Reply Back2-It
9:48 AM on May 15, 2013 
I know very well the nocebo effect. I was told by a chiropractor that I would never be 100% again, based on his reading of an MRI, which were not even consistent with the pathology of the symptoms. I lived this trauma for 1.5 years, where doctors of all stripe consistently misread my MRI transcript and automatically assigned me to a lifetime of pain. Some doctors did not even want to see me for fear of paralyzing me. So, I had the initial stiffness and heaviness that I woke up with one day, after a moth of real stress over a relationship, compounded by constant caregiving and my own emergency surgery, that went from a stiffness and tightness of what were probably my trap muscles to a pain and physical changes that "torqued" my rib cage to the extent that my ribs were becoming disjointed. This was a case of doctors doing all the harm first. My PCP even missed my bulging, infected gallbladder and called it "weak stomach muscles" ten days before it nearly burst and my emergency surgery. I am scared to death of doctors now as a rule. Most mean well, but are too rushed or harried to really examine you, and will jump on the first thing that seems logical to them, like a herniated disc causing pain. You really need to be careful. A nocebo can kill you just as a placebo can cure you.
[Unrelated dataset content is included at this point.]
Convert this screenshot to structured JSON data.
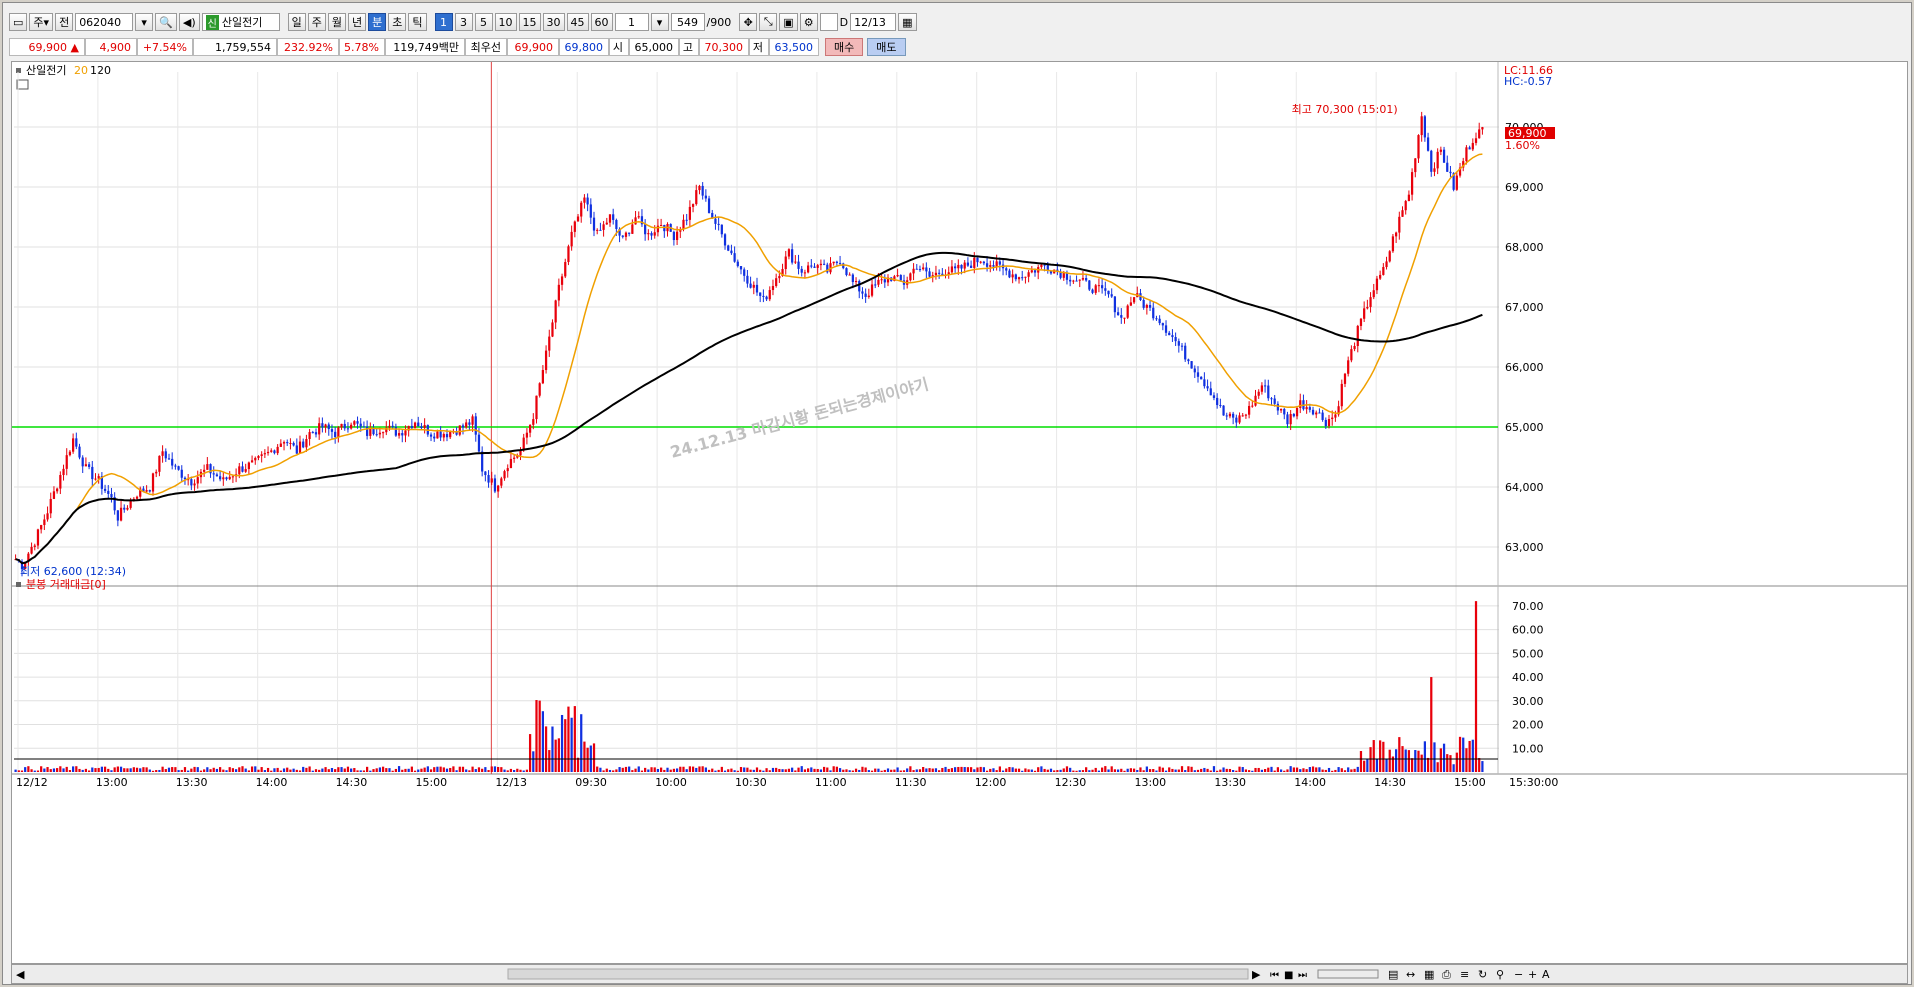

Reply James
7:22 PM on May 15, 2013 
Yep- and excellent example of a terrible phenomenon. No wonder you are scared of doctors. I think you are right though- most mean well, but the health systems we have managed to create work against all their best intentions. I remember years ago seeing research which suggested health stats actually looked a lot better when physicians went on strike. But the nocebo messages are out there in society, and it isnt just physicians. I think the whole 'pain industry' is responsible for creating a climate of fear of activity and a lack of trust in our bodies. All nonsense, and it just adds to the creation of more and more chronic pain.